What needs to be done: Report each line of the entries below that has the word "placeholder" in it.
=== Exercise material ===
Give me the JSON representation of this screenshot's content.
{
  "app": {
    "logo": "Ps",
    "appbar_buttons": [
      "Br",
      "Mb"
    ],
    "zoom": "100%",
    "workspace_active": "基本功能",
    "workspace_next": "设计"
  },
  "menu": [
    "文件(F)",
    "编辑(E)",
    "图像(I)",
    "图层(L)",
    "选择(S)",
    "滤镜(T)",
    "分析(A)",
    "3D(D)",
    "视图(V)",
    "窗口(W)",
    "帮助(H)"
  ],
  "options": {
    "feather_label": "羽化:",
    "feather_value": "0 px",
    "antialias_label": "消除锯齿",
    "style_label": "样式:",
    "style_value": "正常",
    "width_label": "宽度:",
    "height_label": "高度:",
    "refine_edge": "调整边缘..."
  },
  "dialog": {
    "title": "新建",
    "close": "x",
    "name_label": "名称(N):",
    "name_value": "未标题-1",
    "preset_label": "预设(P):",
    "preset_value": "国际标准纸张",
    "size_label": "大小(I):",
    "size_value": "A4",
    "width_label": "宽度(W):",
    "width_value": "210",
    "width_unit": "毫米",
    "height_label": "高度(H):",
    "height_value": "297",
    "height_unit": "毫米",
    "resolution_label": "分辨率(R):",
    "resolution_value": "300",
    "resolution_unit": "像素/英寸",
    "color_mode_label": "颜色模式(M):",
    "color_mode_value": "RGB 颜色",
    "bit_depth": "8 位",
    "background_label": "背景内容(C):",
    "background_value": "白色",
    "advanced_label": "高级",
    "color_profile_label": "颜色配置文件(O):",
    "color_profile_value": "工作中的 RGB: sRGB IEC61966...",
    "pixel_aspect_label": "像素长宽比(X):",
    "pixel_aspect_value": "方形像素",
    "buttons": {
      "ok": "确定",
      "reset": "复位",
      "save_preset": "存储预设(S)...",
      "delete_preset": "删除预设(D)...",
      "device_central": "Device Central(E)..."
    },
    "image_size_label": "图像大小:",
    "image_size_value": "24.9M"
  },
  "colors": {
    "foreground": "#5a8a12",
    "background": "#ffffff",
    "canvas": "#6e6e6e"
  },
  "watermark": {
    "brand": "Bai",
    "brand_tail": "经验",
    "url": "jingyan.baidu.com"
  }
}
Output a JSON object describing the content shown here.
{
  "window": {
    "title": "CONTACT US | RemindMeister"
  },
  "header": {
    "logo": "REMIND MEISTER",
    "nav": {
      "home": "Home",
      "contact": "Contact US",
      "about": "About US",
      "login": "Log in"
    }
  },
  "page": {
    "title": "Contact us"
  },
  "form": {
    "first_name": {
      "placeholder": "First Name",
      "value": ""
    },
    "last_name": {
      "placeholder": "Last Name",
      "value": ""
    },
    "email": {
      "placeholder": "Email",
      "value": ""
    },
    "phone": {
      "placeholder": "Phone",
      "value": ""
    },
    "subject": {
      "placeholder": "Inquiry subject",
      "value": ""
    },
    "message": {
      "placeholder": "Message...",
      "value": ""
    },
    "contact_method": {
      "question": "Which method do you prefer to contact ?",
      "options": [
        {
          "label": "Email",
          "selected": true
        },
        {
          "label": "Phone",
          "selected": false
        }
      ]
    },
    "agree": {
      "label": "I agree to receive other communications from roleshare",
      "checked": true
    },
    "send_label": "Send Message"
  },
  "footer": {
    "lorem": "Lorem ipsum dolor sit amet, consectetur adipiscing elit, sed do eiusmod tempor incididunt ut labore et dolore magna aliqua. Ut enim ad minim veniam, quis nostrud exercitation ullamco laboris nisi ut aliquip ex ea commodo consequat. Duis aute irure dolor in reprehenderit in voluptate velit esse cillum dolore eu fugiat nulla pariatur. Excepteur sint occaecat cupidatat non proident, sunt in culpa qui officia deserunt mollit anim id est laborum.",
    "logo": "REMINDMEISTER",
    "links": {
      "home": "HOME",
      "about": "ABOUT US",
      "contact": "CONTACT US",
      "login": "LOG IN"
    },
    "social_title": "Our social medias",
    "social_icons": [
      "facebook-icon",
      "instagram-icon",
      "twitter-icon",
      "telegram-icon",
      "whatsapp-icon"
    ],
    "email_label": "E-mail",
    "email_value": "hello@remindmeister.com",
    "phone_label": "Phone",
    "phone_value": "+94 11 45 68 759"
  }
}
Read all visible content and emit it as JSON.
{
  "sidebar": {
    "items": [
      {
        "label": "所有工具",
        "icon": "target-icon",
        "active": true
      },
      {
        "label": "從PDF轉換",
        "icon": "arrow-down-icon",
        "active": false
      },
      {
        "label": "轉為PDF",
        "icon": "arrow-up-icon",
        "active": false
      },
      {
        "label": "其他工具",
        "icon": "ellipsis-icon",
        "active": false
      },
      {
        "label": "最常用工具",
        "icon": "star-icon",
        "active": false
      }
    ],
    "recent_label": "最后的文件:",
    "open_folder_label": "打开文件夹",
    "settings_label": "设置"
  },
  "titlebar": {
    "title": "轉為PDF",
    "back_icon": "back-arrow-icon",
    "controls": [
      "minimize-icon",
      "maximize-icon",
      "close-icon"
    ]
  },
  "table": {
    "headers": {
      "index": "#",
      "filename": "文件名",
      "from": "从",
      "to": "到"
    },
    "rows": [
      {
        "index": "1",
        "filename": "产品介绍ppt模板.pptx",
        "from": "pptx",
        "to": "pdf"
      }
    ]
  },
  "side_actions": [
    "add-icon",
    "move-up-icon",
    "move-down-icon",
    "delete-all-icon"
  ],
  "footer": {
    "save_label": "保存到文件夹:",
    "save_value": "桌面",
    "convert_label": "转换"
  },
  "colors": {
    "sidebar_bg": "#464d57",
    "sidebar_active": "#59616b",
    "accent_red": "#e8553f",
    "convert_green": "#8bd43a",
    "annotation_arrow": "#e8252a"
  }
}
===
Exercise solution:
      "placeholder": "First Name",
      "placeholder": "Last Name",
      "placeholder": "Email",
      "placeholder": "Phone",
      "placeholder": "Inquiry subject",
      "placeholder": "Message...",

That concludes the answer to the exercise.